Well, such a loaded question. As you may have already heard, you can spend as much as you have or as little as you need
On a side note, if you decide to buy boat that requires a lot of work or a complete refit, the advantage of that is that, not only do you learn all the systems of the boat and where all the wire/pipes are, you also have the advantage of becoming an “expert” in those systems.
First of all, you want a boat that floats. That said, you need a good hull and through hulls that are in good condition. Hauling out to replace through hulls and paint can be costly, so that has to be factored in.
Secondly, the engine needs to be considered. This is second because of the expense in repair or replacement. We spent quite a sum of money replacing the old Volvo that was in our boat. We went with a Beta 60 from Beta Marine primarily because Beta Marine is still building their diesels using tried and true old-school technology. Their Beta 60 can be bought for just over $19k as of the date of this article and they are great engines.
Third on our list is the standing rigging. This can also be an expensive repair or replacement. We have not had to replace any standing rigging probably because our Morgan was a liveaboard for so many years and the previous owners didn’t sail her very often.
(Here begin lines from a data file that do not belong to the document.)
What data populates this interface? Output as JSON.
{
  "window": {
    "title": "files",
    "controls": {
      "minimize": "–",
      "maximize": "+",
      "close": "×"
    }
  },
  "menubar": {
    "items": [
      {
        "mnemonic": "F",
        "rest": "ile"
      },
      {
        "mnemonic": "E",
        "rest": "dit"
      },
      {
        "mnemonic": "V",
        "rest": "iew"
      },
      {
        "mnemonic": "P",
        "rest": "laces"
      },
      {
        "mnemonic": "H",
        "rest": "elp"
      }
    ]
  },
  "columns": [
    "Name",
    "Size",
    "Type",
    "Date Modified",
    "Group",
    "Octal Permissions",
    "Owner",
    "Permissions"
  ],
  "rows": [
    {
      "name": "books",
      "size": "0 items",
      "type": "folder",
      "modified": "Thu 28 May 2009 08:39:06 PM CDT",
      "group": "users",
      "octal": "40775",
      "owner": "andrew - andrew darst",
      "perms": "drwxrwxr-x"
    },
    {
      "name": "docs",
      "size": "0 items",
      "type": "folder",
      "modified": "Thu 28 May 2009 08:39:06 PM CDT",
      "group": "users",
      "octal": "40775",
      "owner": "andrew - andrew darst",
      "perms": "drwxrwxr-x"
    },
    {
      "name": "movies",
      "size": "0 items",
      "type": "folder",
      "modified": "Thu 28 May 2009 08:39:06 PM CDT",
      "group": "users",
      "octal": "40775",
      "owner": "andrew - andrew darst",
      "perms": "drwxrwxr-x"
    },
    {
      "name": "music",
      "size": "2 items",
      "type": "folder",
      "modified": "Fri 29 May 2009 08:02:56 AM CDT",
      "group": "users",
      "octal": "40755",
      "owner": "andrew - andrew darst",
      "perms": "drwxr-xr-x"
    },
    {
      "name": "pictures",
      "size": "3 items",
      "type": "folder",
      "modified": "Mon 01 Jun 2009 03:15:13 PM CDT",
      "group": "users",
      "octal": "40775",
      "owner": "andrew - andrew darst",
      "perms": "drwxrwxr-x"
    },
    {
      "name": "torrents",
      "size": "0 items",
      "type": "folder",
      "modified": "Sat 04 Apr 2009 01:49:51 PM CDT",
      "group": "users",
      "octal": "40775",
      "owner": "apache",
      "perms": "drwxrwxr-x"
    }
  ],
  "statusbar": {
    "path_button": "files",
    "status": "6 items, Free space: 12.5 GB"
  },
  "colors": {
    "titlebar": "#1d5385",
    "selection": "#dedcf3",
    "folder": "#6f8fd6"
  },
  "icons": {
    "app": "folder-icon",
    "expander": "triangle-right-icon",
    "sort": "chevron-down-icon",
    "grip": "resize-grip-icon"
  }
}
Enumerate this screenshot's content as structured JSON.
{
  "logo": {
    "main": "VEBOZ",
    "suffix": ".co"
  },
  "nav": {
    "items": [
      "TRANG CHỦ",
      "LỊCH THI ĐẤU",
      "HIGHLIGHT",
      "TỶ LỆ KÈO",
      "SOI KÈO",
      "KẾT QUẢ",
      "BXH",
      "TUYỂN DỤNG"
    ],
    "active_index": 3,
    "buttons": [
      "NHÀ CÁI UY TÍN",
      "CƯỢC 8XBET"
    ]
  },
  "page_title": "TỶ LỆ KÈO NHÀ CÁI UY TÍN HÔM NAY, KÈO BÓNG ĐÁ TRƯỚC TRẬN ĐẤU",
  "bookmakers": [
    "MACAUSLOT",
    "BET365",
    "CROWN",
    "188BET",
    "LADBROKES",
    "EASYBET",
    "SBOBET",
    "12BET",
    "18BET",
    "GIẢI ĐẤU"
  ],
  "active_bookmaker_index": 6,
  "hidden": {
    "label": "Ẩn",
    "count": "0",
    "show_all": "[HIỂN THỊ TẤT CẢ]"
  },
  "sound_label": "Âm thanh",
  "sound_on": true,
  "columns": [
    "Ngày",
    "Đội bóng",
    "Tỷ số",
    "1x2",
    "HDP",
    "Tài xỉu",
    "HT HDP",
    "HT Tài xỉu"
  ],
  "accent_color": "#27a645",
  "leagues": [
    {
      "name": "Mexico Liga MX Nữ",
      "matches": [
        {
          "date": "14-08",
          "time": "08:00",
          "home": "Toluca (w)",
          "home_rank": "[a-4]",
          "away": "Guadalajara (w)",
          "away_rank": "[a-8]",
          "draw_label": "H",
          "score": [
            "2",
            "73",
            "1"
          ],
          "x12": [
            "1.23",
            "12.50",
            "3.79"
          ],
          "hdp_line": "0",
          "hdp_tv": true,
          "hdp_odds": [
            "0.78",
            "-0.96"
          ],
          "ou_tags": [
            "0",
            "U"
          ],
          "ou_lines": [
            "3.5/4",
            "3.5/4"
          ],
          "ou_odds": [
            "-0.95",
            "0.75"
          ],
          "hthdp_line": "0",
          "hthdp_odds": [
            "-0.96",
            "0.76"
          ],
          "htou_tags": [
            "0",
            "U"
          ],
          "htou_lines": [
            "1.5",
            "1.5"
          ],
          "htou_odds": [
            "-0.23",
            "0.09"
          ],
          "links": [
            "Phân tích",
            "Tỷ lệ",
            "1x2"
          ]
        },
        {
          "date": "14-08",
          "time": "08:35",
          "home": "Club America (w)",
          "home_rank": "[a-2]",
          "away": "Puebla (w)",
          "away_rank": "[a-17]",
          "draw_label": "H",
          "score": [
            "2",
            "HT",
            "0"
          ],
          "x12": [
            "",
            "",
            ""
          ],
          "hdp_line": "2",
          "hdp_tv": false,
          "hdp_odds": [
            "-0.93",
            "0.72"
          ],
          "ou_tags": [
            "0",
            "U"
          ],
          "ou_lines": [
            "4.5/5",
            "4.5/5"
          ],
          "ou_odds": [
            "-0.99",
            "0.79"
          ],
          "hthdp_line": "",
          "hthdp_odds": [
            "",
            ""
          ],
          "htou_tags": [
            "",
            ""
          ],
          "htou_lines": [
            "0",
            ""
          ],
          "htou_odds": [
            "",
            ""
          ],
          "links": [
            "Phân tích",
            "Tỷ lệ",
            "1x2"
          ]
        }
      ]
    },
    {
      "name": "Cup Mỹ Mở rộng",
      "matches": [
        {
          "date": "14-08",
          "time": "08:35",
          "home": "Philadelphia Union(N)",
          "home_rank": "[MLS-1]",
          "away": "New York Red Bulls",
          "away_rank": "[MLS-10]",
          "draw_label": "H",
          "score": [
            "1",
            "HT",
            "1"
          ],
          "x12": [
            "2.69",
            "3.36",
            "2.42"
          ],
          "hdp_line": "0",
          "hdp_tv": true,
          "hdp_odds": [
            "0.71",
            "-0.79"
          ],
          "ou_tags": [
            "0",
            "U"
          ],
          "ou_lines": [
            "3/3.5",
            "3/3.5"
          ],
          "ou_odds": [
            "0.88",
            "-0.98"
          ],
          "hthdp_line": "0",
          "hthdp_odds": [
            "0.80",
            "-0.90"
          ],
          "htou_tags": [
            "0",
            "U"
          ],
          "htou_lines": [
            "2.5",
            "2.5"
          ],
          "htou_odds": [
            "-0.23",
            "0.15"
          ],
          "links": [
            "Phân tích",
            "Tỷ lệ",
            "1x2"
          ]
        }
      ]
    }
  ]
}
In addition to those items, there are other areas that might need attending to. Buying new sails is just under the cost of replacing the rigging, so check your sail inventory and condition! Refitting the galley was a big expense for us. The previous owner had cut out part of one of the cabinets and put in an apartment-sized refrigerator. Needless to say, that had to go! We had the cabinet rebuilt and we installed cold plate refrigeration as well as a drawer refrigerator, then installed a new stove.
By the time we were finished with the most expensive parts, we had spent in excess of $75k. Although that whittled away a bit at our retirement, in the end, we considered the expense to be part of renovating our home. When you think of it in those terms, it really makes sense. We didn’t want to go into debt, so we paid for (self-financed) everything ourselves. To go into debt would have gone against everything we have worked for since the 2008 crash. So, you can spend as much as you want, but you really should spend as much as you need to get the boat into a safe condition for sailing her in the waters that you plan to sail in.
Please feel free to post questions. We love to help others get out there and sail!